## [Items from an interface collection]

........

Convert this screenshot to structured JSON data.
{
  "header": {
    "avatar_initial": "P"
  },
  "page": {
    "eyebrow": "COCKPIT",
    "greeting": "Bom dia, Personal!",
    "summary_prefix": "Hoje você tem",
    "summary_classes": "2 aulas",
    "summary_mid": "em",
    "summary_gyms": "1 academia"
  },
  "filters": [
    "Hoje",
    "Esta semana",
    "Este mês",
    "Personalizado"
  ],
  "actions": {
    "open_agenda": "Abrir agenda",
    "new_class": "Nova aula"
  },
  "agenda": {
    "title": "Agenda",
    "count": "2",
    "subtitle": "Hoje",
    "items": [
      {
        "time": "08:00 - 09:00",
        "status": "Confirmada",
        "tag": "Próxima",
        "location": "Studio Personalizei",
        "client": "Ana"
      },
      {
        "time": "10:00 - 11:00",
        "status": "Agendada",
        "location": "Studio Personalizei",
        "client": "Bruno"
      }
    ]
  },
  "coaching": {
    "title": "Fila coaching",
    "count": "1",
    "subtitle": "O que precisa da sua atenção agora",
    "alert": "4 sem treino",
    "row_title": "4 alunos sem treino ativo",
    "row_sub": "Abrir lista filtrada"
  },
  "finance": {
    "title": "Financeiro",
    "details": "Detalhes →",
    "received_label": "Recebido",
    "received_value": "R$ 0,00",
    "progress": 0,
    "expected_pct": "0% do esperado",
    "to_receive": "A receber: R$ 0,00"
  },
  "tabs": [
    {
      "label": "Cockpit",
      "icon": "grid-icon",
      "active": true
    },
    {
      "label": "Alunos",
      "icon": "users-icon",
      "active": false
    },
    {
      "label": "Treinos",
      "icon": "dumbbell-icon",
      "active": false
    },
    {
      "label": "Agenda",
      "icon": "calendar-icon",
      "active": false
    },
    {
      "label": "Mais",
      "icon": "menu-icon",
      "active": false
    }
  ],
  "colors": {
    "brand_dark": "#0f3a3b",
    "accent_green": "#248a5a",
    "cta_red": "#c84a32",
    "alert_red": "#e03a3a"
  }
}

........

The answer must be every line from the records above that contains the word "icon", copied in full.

      "icon": "grid-icon",
      "icon": "users-icon",
      "icon": "dumbbell-icon",
      "icon": "calendar-icon",
      "icon": "menu-icon",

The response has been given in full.